For the longest time, being an introvert meant a world of misery. Everyone expected an introvert to enjoy time out with friends and have fun at parties, including themselves. Because the thought that someone might actually prefer spending some quiet time alone, instead of out painting the town red was unheard of. Thankfully with time, there is more awareness about introverts and how they function.
An Introverts needs are quite different from the rest, and so are their joys and tribulations. Something which gives happiness to an extrovert might cause great pain for the introvert, for instance- being thrown into the spotlight, unasked. But, focusing on the positive, here are 10 things which bring happiness to an introvert:
1. The awareness to be themselves
Many people still struggle with their inability to handle social situations without realizing that they are an introvert. This creates an internal conflict where they hate themselves for not adhering to what they assume is the right behavior. But by trying to imitate the conventional, they harm their own nature. Unless an introvert is at peace with his personality and knows their own needs and specialties- they cannot be happy.
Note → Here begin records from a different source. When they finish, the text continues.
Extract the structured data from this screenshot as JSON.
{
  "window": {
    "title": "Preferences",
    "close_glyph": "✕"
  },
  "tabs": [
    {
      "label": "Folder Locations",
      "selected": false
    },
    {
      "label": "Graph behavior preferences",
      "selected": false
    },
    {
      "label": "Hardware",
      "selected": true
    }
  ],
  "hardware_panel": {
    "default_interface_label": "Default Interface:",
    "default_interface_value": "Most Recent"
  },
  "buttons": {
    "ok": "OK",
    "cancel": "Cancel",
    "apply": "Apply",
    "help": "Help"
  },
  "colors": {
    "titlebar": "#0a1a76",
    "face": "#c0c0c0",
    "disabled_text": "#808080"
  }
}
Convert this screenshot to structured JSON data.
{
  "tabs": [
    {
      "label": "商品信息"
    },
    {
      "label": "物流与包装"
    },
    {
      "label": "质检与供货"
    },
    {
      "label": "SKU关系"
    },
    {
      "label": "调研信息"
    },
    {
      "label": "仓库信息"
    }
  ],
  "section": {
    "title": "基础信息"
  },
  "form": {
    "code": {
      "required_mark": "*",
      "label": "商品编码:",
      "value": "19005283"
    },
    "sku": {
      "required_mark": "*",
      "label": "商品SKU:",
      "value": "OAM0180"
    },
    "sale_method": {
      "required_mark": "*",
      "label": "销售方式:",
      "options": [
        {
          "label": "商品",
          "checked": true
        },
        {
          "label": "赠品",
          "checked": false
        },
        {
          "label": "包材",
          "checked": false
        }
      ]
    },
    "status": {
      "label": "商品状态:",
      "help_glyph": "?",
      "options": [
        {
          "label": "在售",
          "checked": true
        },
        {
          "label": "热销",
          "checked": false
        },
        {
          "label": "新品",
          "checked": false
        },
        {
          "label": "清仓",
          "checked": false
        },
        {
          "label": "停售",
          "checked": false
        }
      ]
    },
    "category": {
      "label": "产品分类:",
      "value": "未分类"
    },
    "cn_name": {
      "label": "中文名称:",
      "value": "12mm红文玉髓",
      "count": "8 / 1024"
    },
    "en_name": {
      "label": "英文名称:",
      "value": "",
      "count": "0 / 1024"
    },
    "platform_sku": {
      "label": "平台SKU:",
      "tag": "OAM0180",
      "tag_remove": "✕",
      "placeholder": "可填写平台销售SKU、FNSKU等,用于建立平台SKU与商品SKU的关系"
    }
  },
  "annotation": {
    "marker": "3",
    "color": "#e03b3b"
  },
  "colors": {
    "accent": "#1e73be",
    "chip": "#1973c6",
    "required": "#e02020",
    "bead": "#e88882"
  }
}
So the first step to happiness is the power to be unapologetically themselves.
2. Time for themselves so they can recharge
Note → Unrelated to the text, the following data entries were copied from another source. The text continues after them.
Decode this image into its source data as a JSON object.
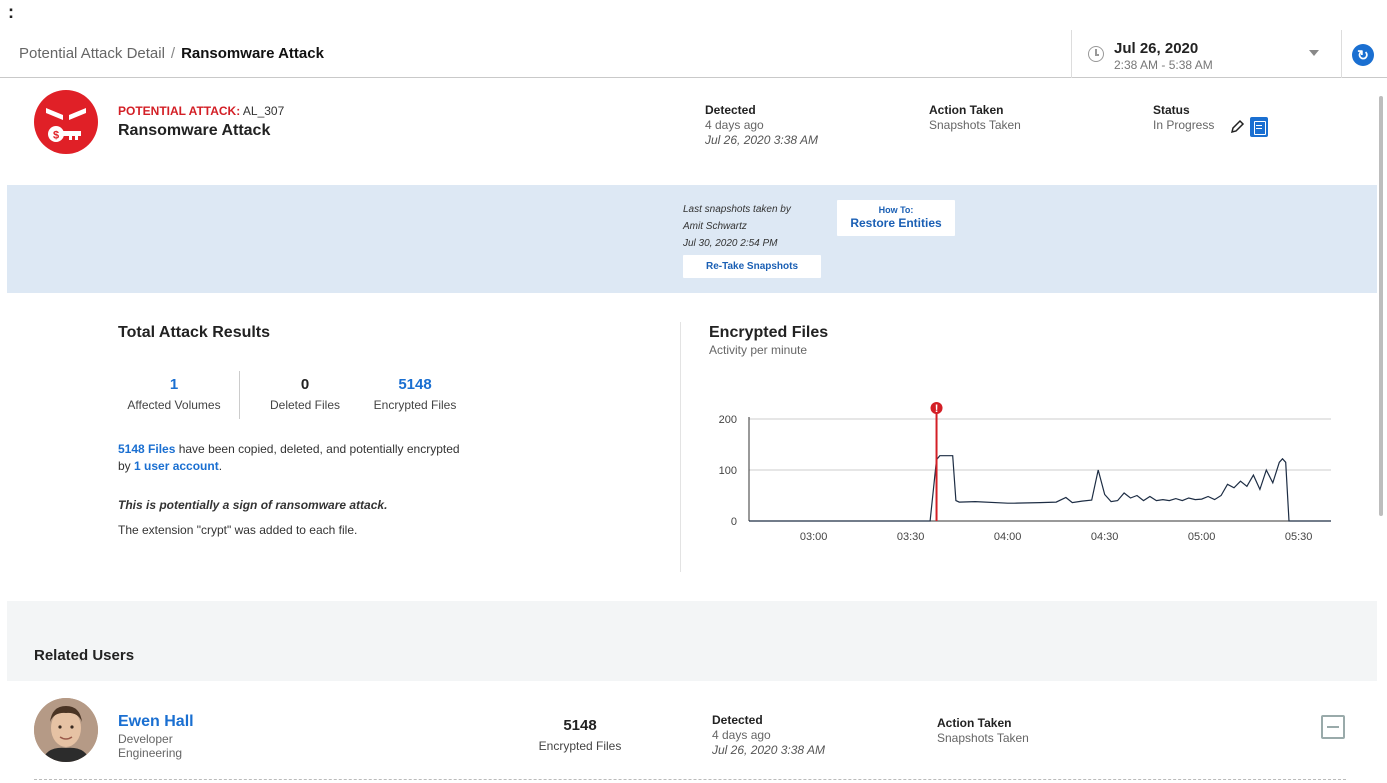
{
  "top_dots": ":",
  "header": {
    "breadcrumb_parent": "Potential Attack Detail",
    "breadcrumb_separator": "/",
    "breadcrumb_current": "Ransomware Attack",
    "date": "Jul 26, 2020",
    "time_range": "2:38 AM - 5:38 AM"
  },
  "attack": {
    "label_prefix": "POTENTIAL ATTACK:",
    "label_id": "AL_307",
    "title": "Ransomware Attack",
    "detected_label": "Detected",
    "detected_relative": "4 days ago",
    "detected_date": "Jul 26, 2020 3:38 AM",
    "action_label": "Action Taken",
    "action_value": "Snapshots Taken",
    "status_label": "Status",
    "status_value": "In Progress"
  },
  "snapshots": {
    "line1": "Last snapshots taken by",
    "line2": "Amit Schwartz",
    "line3": "Jul 30, 2020 2:54 PM",
    "retake_label": "Re-Take Snapshots",
    "howto_small": "How To:",
    "howto_label": "Restore Entities"
  },
  "results": {
    "title": "Total Attack Results",
    "stats": [
      {
        "value": "1",
        "label": "Affected Volumes"
      },
      {
        "value": "0",
        "label": "Deleted Files"
      },
      {
        "value": "5148",
        "label": "Encrypted Files"
      }
    ],
    "files_link": "5148 Files",
    "files_text": " have been copied, deleted, and potentially encrypted",
    "by_text": "by ",
    "user_link": "1 user account",
    "period": ".",
    "warning": "This is potentially a sign of ransomware attack.",
    "extension_note": "The extension \"crypt\" was added to each file."
  },
  "chart": {
    "title": "Encrypted Files",
    "subtitle": "Activity per minute"
  },
  "chart_data": {
    "type": "line",
    "title": "Encrypted Files",
    "subtitle": "Activity per minute",
    "xlabel": "",
    "ylabel": "",
    "x_ticks": [
      "03:00",
      "03:30",
      "04:00",
      "04:30",
      "05:00",
      "05:30"
    ],
    "y_ticks": [
      0,
      100,
      200
    ],
    "ylim": [
      0,
      200
    ],
    "xlim_minutes": [
      160,
      340
    ],
    "marker_time": "03:38",
    "series": [
      {
        "x_minutes": [
          160,
          216,
          217,
          218,
          219,
          220,
          223,
          224,
          225,
          230,
          240,
          242,
          250,
          255,
          258,
          260,
          263,
          266,
          268,
          270,
          272,
          274,
          276,
          278,
          280,
          282,
          284,
          286,
          288,
          290,
          292,
          294,
          296,
          298,
          300,
          302,
          304,
          306,
          308,
          310,
          312,
          314,
          316,
          318,
          320,
          322,
          324,
          325,
          326,
          327,
          340
        ],
        "values": [
          0,
          0,
          60,
          120,
          128,
          128,
          128,
          40,
          37,
          38,
          35,
          35,
          36,
          37,
          46,
          36,
          39,
          41,
          100,
          52,
          38,
          40,
          55,
          45,
          50,
          40,
          48,
          40,
          42,
          40,
          44,
          40,
          45,
          42,
          43,
          48,
          42,
          50,
          72,
          65,
          78,
          68,
          90,
          62,
          100,
          75,
          115,
          122,
          115,
          0,
          0
        ]
      }
    ],
    "grid": true,
    "colors": {
      "line": "#1d2d44",
      "marker": "#d31f26"
    }
  },
  "related_users": {
    "title": "Related Users",
    "user": {
      "name": "Ewen Hall",
      "role": "Developer",
      "department": "Engineering",
      "count": "5148",
      "count_label": "Encrypted Files",
      "detected_label": "Detected",
      "detected_relative": "4 days ago",
      "detected_date": "Jul 26, 2020 3:38 AM",
      "action_label": "Action Taken",
      "action_value": "Snapshots Taken"
    }
  }
}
Being an introvert is tiring. They are expected to function in a world which is full of noisy activity all the time. Stimulus triggers the introvert and there is nothing they can do about it. The same torture day in and day out leaves them feeling exhausted and drained. It is paramount that they get some quiet time each day, where they can recuperate, relax and rejuvenate their depleted energy resources. They need to catch up with themselves. If they don’t, they run the risk of chronic fatigue as well as mental exhaustion.
3. Conversations which enlighten and enrich them
Introverts feel everything at a much deeper level. They are not interested in gossiping about what is happening in some random person’s life. They would much rather have serious and possibly intimate conversations which expand their mental horizons. This is one of the main reasons why they struggle trying to have a good time at a party. Casual talks, loud music and being surrounded by a handful of strangers, is just not a natural environment for them. They would much rather spend their time talking at length with one person, than making the acquaintance of ten more.
4. Friends and family who doesn’t force them to socialize
It is a general misconception that introverts don’t have/like to make friends. They do have their friends but it is usually a very select group who understand their special needs. Due to the reason mentioned before, it can be quite difficult for an introvert to make friends. But the ones that they are friends with know that their introvert friend might not always be up for an adventure like them. And they respect the wishes of their friend; instead of guilt-tripping them into attending parties/socializing against their will.
5. Being able to stay silent for long stretches of time
These friends also understand their need to be silent sometimes and not speak a word. And they are completely fine with it. Introverts and by association their friends, know that it is not always necessary to be talking to enjoy each other’s company. Introverts analyze everything deeply and so it is natural for them to have long pauses in between conversation. They need people who don’t get awkward because of these gaps in the conversation and are comfortable in contemplating on their own. After all, they do say that silence is golden.
6. People who understand that sometimes they might not have all the answers
It is not unusual for an introvert to run out of words to express how they are feeling. Most of the times, they are too overwhelmed by the intensity of their emotions to be able to articulate them in words. In such situations, being around people who can understand them despite the few words uttered is nothing less than bliss for an introvert.
7. A time and a space to do things at their own pace
Nothing can be better for an introvert than a quiet sanctuary of their own. They are a thousand times more productive when left on their own, as opposed to working in a team. They also need this space to pursue their passions, away from the prying eyes of the world; a place where they can be alone with their thoughts and enough time in a day to be able to make this possible. It is true that an introvert has to maneuver through a world which largely operates according to the extroverts. That doesn’t stop them from carving a niche for themselves or change their need for solitude.